“Depending on their emotional pitch, judges relate to liberty deprivations in different ways,” Garson said. “Some manage to be independent even as they grapple with the severity of the disadvantages prisoners face. Others are less attuned to these issues.”
By way of example, Garson pointed to the recent decision of the Nova Scotia Court of Appeal in Pratt v. Nova Scotia (Attorney General) 2020 NSCA 39.
The case involved an unrepresented prisoner, Maurice Pratt, who had been in solitary confinement for 15 days beyond the discharge date mandated by the penalties imposed for several internal infractions. He filed for habeas corpus, but Justice Peter Rosinski of the Nova Scotia Supreme Court, in oral reasons, dismissed the application for lack of jurisdiction. Several months later, however, Rosinski released more extensive written reasons in Pratt v. Nova Scotia (Attorney General) 2019 NSSC 6 that dealt with substantive aspects of the application.
On appeal, however, it emerged that Rosinski’s office and Crown counsel had engaged in “numerous communications” after the oral reasons were given. The upshot was that the Crown provided additional information and submissions to the judge before he issued his written reasons.
Pratt knew nothing of this.
On appeal, the court characterized the proceedings as fraught with procedural unfairness, set aside Rosinski’s decision, and awarded $3,000 in costs against the Crown.
According to Garson, Pratt demonstrates both the difficulties that prisoners face and the advantages of having counsel.
“But there’s been little if any success in improving the situation,” she said. “It’s a very slow moving process driven by a tiny community of individuals and organizations.”
Among them are the Elizabeth Fry Society, the Halifax-based East Coast Prison Justice Society, the Prison Law Clinic at Queen’s University Faculty of Law in Kingston, the West Coast Prison Justice Society in B.C., and a few similar organizations in other provinces.

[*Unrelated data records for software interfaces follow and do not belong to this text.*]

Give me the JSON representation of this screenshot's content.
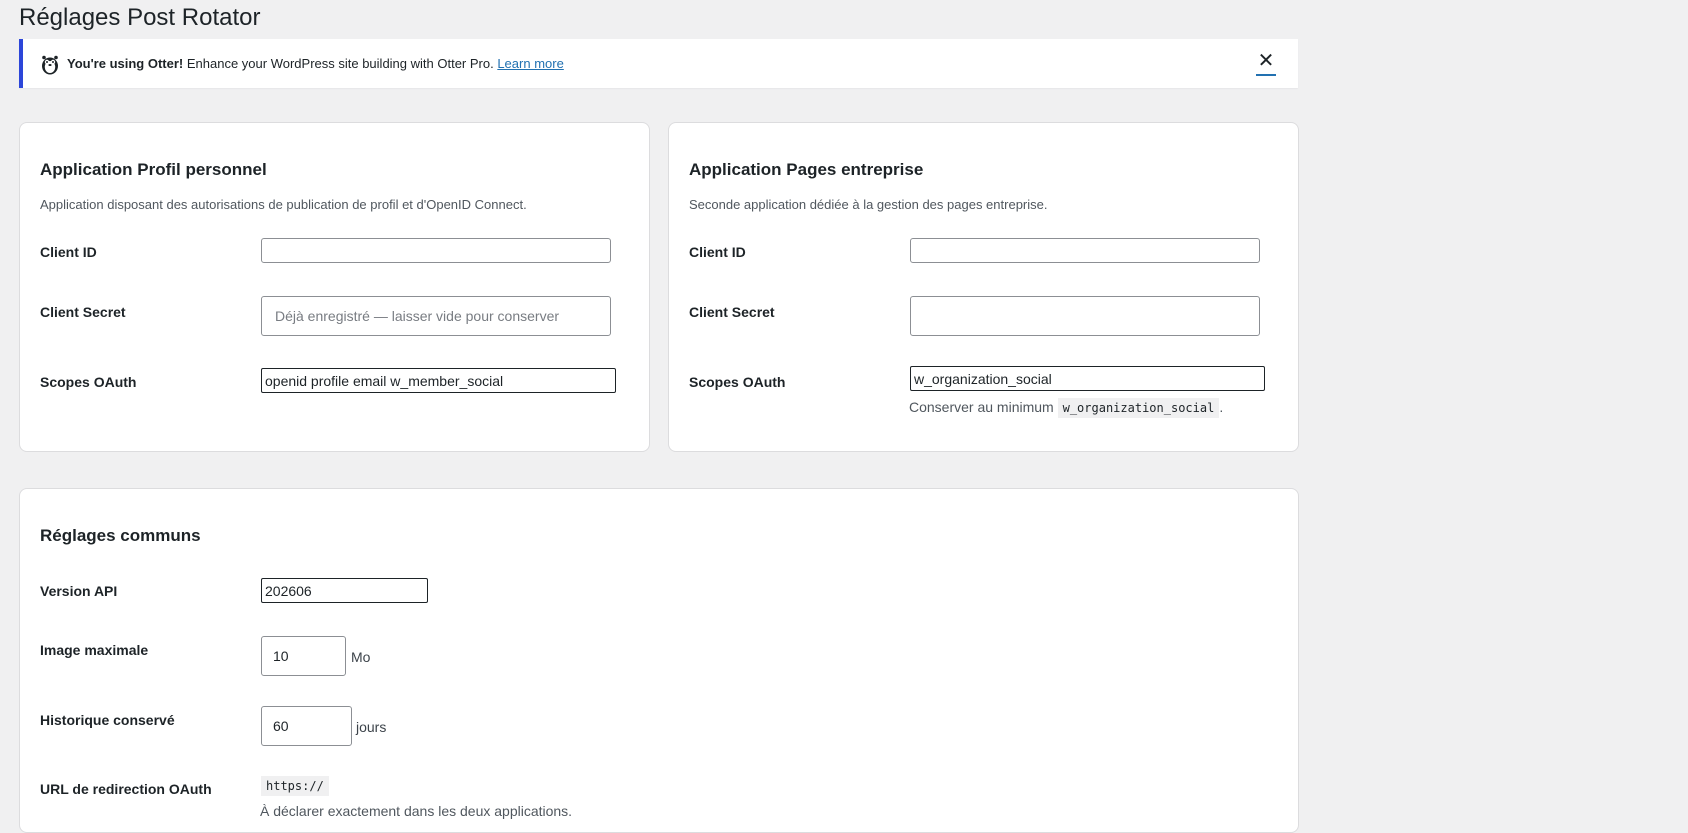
{
  "page": {
    "title": "Réglages Post Rotator"
  },
  "notice": {
    "icon": "otter-icon",
    "brand": "You're using Otter!",
    "text": " Enhance your WordPress site building with Otter Pro. ",
    "link": "Learn more",
    "close": "✕",
    "accent": "#2c46d9"
  },
  "personal_app": {
    "title": "Application Profil personnel",
    "description": "Application disposant des autorisations de publication de profil et d'OpenID Connect.",
    "client_id": {
      "label": "Client ID",
      "value": ""
    },
    "client_secret": {
      "label": "Client Secret",
      "value": "",
      "placeholder": "Déjà enregistré — laisser vide pour conserver"
    },
    "scopes": {
      "label": "Scopes OAuth",
      "value": "openid profile email w_member_social"
    }
  },
  "company_app": {
    "title": "Application Pages entreprise",
    "description": "Seconde application dédiée à la gestion des pages entreprise.",
    "client_id": {
      "label": "Client ID",
      "value": ""
    },
    "client_secret": {
      "label": "Client Secret",
      "value": "",
      "placeholder": ""
    },
    "scopes": {
      "label": "Scopes OAuth",
      "value": "w_organization_social"
    },
    "hint_prefix": "Conserver au minimum ",
    "hint_code": "w_organization_social",
    "hint_suffix": "."
  },
  "common": {
    "title": "Réglages communs",
    "api_version": {
      "label": "Version API",
      "value": "202606"
    },
    "max_image": {
      "label": "Image maximale",
      "value": "10",
      "unit": "Mo"
    },
    "history": {
      "label": "Historique conservé",
      "value": "60",
      "unit": "jours"
    },
    "redirect": {
      "label": "URL de redirection OAuth",
      "code": "https://",
      "hint": "À déclarer exactement dans les deux applications."
    }
  }
}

Some are government-funded. But, Garson maintains, that’s not nearly enough.
“People abused by the state should never be expected to defend themselves against the state without representation,” she says.
Julius Melnitzer is a Toronto-based freelance legal affairs journalist and communications and media consultant to the legal profession. He can be reached by e-mail directly at email@example.com or at his website, www.legalwriter.net.